  • Pay: $0
  • Deadline: December 30th, 2023

Bi Women Quarterly Spring 2024: Letters to Self

  • What: "Have you ever wished you could go back in time and give your younger self some much needed advice? Or perhaps you want to write to your future self about the moment you’re currently living in, so you don’t forget any part of it, or to provide some advice? What if you were asked to write to your present self—what would you say? Share your letters to yourself of advice, wisdom, and memories, with us for our next issue!"
  • Fee: $0
  • Pay: $0
  • Deadline: February 1st, 2024

The Afterpast Review

  • What: "The Afterpast Review is a feminist literary magazine dedicated to uplifting underrepresented voices. We accept poetry, prose, and dramatic writing from all writers. ​Submissions do not have to fit into a specific category nor do they have to be about feminism. All accepted submissions will be published in the magazine."
  • Fee: $0
  • Pay: $0
  • Deadline: rolling

Baest Journal

  • What: Baest Journal, "a journal of queer forms and affects," seeks to publish work by queer writers and artists.
  • Fee: $0
  • Pay: $0
  • Deadline: rolling


'A Plague on the Industry': Book Publishing's Broken Blurb System

by Sophie Vershbow
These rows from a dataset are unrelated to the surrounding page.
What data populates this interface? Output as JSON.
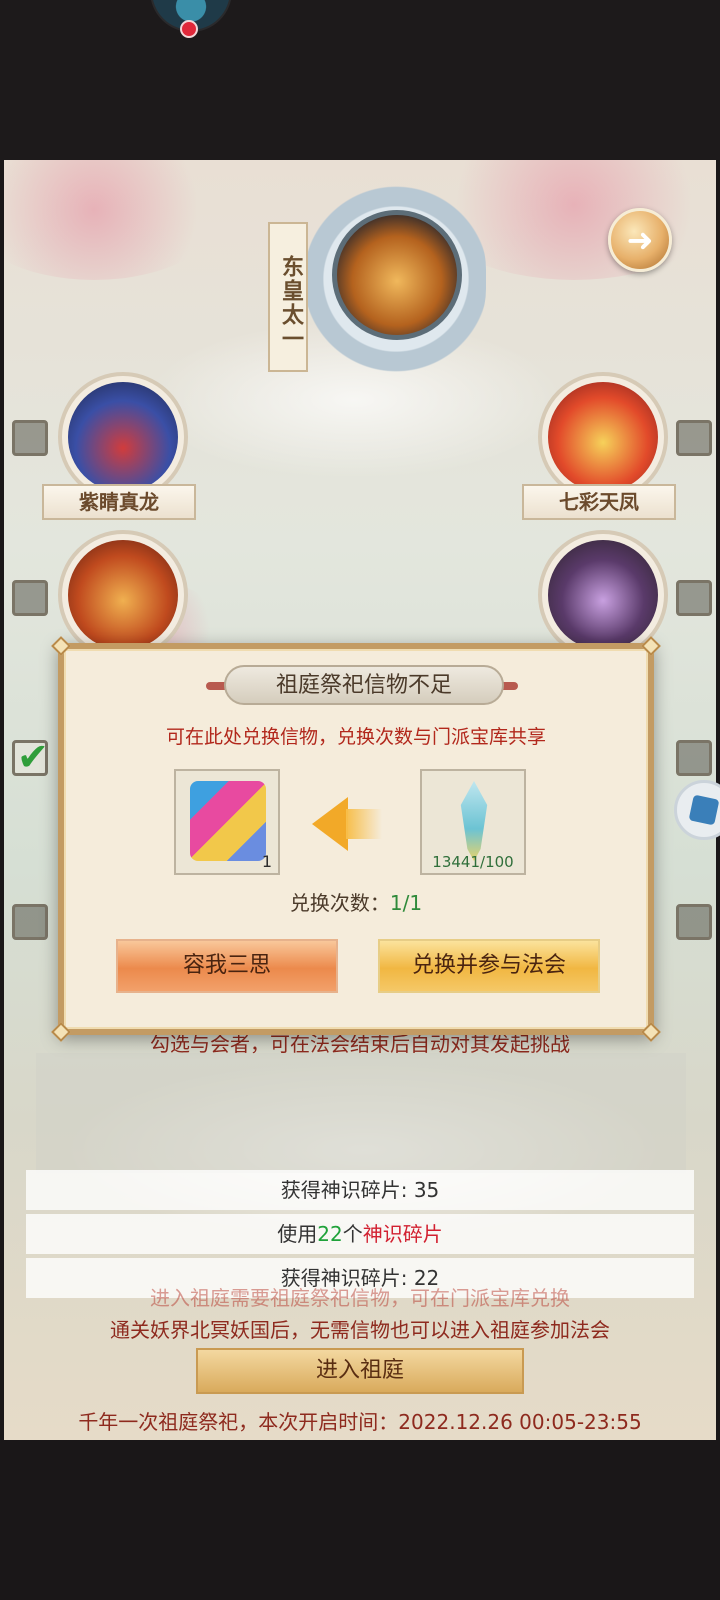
{
  "boss": {
    "name": "东皇太一"
  },
  "heroes": [
    {
      "name": "紫睛真龙"
    },
    {
      "name": "七彩天凤"
    }
  ],
  "dialog": {
    "title": "祖庭祭祀信物不足",
    "subtitle": "可在此处兑换信物，兑换次数与门派宝库共享",
    "from_item_count": "1",
    "to_item_progress": "13441/100",
    "exchange_label": "兑换次数：",
    "exchange_value": "1/1",
    "cancel_label": "容我三思",
    "confirm_label": "兑换并参与法会"
  },
  "under_dialog_text": "勾选与会者，可在法会结束后自动对其发起挑战",
  "log": {
    "row1": "获得神识碎片: 35",
    "row2_prefix": "使用",
    "row2_number": "22",
    "row2_middle": "个",
    "row2_suffix": "神识碎片",
    "row3": "获得神识碎片: 22"
  },
  "info_line1": "进入祖庭需要祖庭祭祀信物，可在门派宝库兑换",
  "info_line2": "通关妖界北冥妖国后，无需信物也可以进入祖庭参加法会",
  "enter_button": "进入祖庭",
  "footer": "千年一次祖庭祭祀，本次开启时间：2022.12.26 00:05-23:55",
  "icons": [
    "back-arrow-icon",
    "side-cube-icon",
    "checkmark-icon"
  ],
  "colors": {
    "accent_red": "#8e2a1e",
    "progress_green": "#2f8a3a",
    "highlight_red": "#d22030"
  }
}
On their surface, book blurbs seem fairly innocuous, but in reality, they’re a small piece of the puzzle with a big impact—one that represents so much of what’s broken within the traditional publishing establishment. Blurbs expose this ecosystem for what it really is: a nepotism-filled system that everyone endures for a chance of “making it” in an impossible industry for most. To borrow a phrase from Shakespeare enthusiast Cher Horowitz, “Blurbs are a full-on Monet. From far away, they’re okay, but up close, they’re a big old mess.”
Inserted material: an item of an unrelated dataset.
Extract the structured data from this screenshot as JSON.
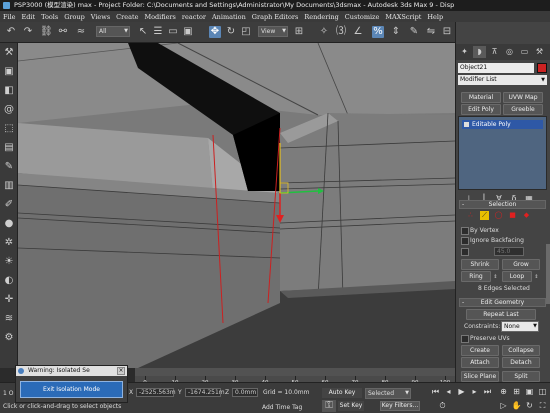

…Consider the problem of MFA programs and other writing workshops, where authors notoriously make the connections that lead to securing blurbs from “who they know” down the line. Meg Reid, Executive Director at Hub City Writers Project, explained, “If you've spent any time in the industry, you know that a packed roster of blurbs often has more to do with which MFA program or elite writing conference the writer attended or the other writers in their publisher's stable, rather than whether the book is truly great or not.”

Like book publishing, elite writing programs have their own diversity issues to contend with, which reverberate out into who gets published and which books are ultimately recognized. According to a 2015 survey of creative writing programs by the Association of Writers and Writing Programs (AWP), white students made up 75% of creative writing programs on average, and as Katerina Ivanov Prado wrote in a 2022 essay for Catapult, even fully-funded MFA programs are significantly more accessible to writers who come from higher socioeconomic classes.

Goodreads is right to divide opinions, wrong to boil them down

by Rebecca F Kuang

Part of the pleasure of reading is learning to articulate what we admire in a text and defending it against other interpretations – not in service of deciding who is right, but in chewing through all the ways, all the different contexts, in which a text can generate meaning. What irks me then are not the blisteringly mean reviews (which can be delightfully inventive) but the unimaginative ones – from readers who could not possibly imagine that a novel distasteful to some might resonate with others, who insist not only that the book and the author have committed a great moral or aesthetic failure, but also that anyone who liked the book is guilty of – well, something. What a boring, sanctimonious way to read.

...I find the worst experiences on Goodreads tend to crop up – as with every other online forum – when reductive, bad-faith arguments are amplified over everything else, when all nuance collapses into a judgment pleasing in its ethical simplicity, and suddenly we’ve all decided to hate a book because a reviewer with a lot of followers said we should. Goodreads doesn’t work when we treat it as a crowdsourced authority, wherein reviewing and liking reviews means voting in a referendum on whether a book has value, and whether its readers are Good, Righteous People.

Milo Todd's logo of a simple, geometric fox head. It has a black nose, white cheeks, and a reddish-orange face and ears.
Until next time, foxies! Be queer, write stories!